Establishing a systems medicine approach
Imagine you are ill and see the doctor. After a brief examination and blood analysis, you receive an efficient, personalised treatment that is adjusted to both your personal physiological makeup and your lifestyle. What sounds like science fiction today could soon come closer to reality with the help of the FP7 project CASyM, funded by the European Union.
Within CASyM, clinicians, researchers, companies and funding organisations from across Europe work together to bring basic life science research and everyday clinical practice together. Their effort is based on the rapid development of a young scientific field called Systems Biology, which analyses and describes biological entities such as cells, organs and whole organisms in an all-encompassing or systems level.

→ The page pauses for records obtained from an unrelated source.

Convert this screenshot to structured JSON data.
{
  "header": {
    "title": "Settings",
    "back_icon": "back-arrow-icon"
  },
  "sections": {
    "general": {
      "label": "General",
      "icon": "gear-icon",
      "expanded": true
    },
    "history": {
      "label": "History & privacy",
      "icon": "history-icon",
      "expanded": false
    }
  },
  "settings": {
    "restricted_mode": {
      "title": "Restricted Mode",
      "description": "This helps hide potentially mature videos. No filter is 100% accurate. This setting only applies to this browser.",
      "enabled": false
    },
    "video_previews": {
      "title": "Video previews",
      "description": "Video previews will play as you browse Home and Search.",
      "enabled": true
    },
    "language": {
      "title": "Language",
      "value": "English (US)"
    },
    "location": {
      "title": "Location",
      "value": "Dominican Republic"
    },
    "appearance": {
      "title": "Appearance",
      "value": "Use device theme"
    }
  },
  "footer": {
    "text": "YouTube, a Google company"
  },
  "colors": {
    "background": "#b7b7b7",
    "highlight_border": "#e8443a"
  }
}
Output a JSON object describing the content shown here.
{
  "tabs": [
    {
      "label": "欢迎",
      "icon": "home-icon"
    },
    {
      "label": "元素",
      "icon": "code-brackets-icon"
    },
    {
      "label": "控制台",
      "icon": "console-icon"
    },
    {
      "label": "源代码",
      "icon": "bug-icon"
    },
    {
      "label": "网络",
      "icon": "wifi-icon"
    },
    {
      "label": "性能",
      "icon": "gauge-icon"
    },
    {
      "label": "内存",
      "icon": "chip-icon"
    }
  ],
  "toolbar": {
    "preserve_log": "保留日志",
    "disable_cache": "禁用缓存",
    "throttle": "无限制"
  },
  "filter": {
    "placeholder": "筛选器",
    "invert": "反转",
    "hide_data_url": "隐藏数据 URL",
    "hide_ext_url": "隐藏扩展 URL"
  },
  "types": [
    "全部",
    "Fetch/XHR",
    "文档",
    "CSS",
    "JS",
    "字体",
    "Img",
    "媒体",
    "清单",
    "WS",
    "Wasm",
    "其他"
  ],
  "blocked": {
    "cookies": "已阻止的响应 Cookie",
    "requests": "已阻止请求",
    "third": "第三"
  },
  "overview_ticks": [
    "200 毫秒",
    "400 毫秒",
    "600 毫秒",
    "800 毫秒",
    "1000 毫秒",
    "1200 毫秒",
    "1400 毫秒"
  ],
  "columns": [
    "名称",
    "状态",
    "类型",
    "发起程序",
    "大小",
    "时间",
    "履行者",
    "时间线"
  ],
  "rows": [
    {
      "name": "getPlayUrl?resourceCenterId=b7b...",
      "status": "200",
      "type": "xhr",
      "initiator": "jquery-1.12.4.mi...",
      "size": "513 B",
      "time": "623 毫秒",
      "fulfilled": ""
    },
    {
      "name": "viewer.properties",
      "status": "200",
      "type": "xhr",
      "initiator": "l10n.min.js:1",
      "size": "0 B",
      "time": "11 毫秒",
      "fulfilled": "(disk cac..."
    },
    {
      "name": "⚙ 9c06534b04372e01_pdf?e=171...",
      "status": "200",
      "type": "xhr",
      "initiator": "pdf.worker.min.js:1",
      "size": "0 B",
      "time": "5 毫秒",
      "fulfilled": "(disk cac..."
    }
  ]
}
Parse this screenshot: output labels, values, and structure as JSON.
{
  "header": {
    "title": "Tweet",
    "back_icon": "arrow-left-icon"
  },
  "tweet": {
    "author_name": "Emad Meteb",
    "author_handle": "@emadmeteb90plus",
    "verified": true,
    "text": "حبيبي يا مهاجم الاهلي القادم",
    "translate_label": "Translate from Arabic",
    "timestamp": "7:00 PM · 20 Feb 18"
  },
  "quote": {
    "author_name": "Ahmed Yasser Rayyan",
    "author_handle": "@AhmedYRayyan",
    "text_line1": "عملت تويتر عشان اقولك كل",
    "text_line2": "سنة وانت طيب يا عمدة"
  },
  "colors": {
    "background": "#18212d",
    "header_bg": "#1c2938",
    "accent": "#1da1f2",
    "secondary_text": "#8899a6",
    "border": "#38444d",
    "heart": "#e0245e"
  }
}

CASyM’s ultimate goal is the efficient application of Systems Biology approaches in medical research and practice leading to what is called Systems Medicine. To achieve this goal, the CASyM partners are developing a road map, which is planned to guide the European efforts in establishing Systems Medicine for the benefit of public health. CASyM was started at the end of 2012 involving 22 international partners. It is not a stand-alone project but aims to incorporate and complement existing Systems Medicine initiatives across Europe and to integrate new partners during its four-year funding period.
Within Luxembourg, two partners are involved in CASyM: the Luxembourg Centre for Systems Biomedicine (LCSB) for the University of Luxembourg and the National Research Fund (FNR), Luxembourg’s national research funding body.
CASyM is not a conventional research project but deals with the challenges of coordinating the integration of different stakeholders’ interests such as:
Systems Medicine actions at European level
The LCSB and FNR are mainly involved in the latter three activities promoting best practice, innovation, analysis of existing research programmes and setting up pan-European activities in Systems Medicine. The extensive knowledge on Systems Biomedicine as one of the central pillars of Luxembourg’s research landscape is a key component that led to participation of the LCSB as a founding partner of CASyM.
Luxembourg is in fact one of the few countries in Europe that already have a scientific programme on Systems Medicine in place. Through CASyM, the Grand Duchy benefits from gaining visibility and helping shape the future direction of the European efforts in the field of Systems Medicine. What is a central goal of the CASyM project for the whole of Europe is already taking place for the partners within the project: next to discussing the scientific and clinical challenges of Systems Medicine, exchange about common funding schemes is taking place; here, Luxembourg is recognised as a specifically active and ambitious player in Systems Medicine.